5. Ride as much and often as you can. I find myself loosing that riding rhythm after not riding for even just one day.
Friendly waves are cool when I’m just cruising around at a leisurely pace and once a while another rider comes by, but it gets kind of “artificial” (like a frozen smile when you pose for a picture too long) when there are a lot of riders and you feel like you have to wave at everyone you come across. Also, in the twisties riders should really keep the hands on the bar and focus on the road. Waving in many situations breaks the concentration and reduces safety margin. I guess nodding is a good alternative, but I’m also cool with some riders not waving/nodding. I just figure that they need to focus on the ride and there’s nothing wrong with that.

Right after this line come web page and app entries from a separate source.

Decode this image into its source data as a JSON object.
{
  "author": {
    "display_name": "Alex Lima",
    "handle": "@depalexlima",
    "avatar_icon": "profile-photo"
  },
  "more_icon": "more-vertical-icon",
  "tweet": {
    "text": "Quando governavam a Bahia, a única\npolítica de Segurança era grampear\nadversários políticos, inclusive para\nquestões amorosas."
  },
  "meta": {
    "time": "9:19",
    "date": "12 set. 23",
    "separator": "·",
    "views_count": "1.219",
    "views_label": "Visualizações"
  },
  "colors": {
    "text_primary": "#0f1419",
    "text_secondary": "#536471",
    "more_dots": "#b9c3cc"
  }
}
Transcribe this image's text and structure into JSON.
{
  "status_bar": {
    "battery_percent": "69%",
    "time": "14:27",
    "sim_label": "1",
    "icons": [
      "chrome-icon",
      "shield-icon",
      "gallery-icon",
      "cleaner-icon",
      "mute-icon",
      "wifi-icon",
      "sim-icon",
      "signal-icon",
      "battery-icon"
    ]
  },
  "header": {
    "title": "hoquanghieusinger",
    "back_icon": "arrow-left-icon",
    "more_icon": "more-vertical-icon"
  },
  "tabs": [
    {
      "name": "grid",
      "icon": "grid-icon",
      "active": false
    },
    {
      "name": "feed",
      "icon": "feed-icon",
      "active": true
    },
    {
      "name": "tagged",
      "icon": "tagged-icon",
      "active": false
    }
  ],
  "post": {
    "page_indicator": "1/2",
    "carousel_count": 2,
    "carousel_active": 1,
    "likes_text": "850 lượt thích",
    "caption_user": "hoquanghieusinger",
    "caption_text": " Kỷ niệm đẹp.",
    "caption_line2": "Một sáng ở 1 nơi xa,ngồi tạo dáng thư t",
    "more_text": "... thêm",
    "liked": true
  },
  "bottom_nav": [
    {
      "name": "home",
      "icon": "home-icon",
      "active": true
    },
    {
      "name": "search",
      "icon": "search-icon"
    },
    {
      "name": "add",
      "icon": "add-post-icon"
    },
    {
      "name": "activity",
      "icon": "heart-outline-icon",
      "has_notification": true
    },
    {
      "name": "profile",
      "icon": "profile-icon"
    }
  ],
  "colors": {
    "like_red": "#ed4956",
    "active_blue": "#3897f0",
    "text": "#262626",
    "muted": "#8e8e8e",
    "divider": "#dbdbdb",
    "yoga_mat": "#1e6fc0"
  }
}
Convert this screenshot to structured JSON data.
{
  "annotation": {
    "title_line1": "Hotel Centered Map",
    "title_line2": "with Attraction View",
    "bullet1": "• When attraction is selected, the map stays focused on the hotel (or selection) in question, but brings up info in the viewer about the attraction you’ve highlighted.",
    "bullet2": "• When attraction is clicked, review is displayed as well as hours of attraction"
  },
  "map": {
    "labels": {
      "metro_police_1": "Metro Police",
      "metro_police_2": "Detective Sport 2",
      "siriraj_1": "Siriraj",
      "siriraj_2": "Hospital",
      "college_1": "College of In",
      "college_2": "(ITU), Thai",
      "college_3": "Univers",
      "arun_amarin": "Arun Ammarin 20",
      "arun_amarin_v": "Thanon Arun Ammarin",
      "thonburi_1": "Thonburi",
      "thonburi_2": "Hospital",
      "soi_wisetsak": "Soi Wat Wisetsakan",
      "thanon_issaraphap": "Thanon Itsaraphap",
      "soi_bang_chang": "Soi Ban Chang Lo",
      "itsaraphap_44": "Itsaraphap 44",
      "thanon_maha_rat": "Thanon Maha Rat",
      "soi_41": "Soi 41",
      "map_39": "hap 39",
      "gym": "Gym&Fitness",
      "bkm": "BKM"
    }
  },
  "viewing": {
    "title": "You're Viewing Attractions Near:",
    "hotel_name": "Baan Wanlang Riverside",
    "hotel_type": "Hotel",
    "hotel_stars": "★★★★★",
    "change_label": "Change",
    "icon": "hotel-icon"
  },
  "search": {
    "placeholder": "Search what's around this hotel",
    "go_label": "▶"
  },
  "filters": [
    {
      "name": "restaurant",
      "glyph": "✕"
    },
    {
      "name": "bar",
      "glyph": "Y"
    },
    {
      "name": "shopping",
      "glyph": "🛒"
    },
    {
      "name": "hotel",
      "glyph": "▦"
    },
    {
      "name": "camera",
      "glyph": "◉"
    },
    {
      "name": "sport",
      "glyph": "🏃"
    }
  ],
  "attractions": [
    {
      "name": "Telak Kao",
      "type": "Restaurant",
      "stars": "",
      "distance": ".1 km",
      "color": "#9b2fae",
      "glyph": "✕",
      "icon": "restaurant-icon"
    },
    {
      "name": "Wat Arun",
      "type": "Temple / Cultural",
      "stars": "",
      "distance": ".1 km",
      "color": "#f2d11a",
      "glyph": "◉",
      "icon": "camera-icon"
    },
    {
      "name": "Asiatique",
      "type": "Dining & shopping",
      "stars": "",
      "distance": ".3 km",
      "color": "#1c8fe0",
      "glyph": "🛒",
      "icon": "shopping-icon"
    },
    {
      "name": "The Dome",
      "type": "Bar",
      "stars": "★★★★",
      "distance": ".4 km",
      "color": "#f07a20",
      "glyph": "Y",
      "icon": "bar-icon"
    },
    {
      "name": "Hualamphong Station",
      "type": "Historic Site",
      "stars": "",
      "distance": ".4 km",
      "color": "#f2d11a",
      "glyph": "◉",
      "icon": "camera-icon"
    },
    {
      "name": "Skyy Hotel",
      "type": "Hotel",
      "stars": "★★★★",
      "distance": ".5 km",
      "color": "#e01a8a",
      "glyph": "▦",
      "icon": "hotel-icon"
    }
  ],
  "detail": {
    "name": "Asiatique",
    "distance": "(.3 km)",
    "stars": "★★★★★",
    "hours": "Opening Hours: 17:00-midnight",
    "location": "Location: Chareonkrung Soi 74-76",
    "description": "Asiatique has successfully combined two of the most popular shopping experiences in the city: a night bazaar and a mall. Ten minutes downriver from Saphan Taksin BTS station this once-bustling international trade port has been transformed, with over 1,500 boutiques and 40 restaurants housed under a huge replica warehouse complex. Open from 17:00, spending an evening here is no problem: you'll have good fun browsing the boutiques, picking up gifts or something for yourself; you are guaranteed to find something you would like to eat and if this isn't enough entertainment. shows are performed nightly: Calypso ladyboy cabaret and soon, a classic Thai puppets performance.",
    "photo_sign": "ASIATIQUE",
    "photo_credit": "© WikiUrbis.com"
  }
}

I was looking for a decent used bike and trying to decide between a GS500, a Ninja 500, or a SV650 as a first bike for the last 2 years. Ended up getting my 2001 GS500 on 1/4/09. Never ridden a motorcycle before. After getting the bike I took the MSF class, got my M1, and have ridden about 1400 miles so far. I commute to work when it doesn’t rain, and ride in the local mountains on the weekend. This bike can do it all – surface streets, freeways (I’ve take it up to about 90 mph so far), 30-65 mph scenic country roads with sweeping turns, very tight 5-20 mph trails with end-less blind corners, fast and twisty 15-60 mph mountain roads, etc. It’s not a torque monster, but the linear and user friendly power is there when you’re in the right gear from about 4-5k rpm and up. By 6k rpm the engine is singing happily and eager to do more. Earlier today I was on Highway 1 going about 60-70 mph. It was super windy – gusting up to 40 mph (per weather forecast) and very unpredictable as the terrain (dunes and hills) changed. My body was being blown around like a kite and I had to struggle to keep my legs held against the tank. The head wind was strong backing off the throttle just a bit felt like putting the brakes on. It was unnerving yet scary fun. But my GS500 was rock steady in the gusty cross wind as long as I kept my hands steady and not let my body motion affect steering input. The only thing the GS doesn’t have is the hugh amount of reserved torque/power that bigger bikes have. Sure, I’ve been day dreaming about getting a SV650, or ZRX1200R or FZ1 (for their “crazy acceleration” and reserve power rather than just “more than enough acceleration”) next now that I’m totally addicted to riding a motorcycle, but my GS is so capable and so much fun I’ll probably keep it for a long time.
San Jose, CA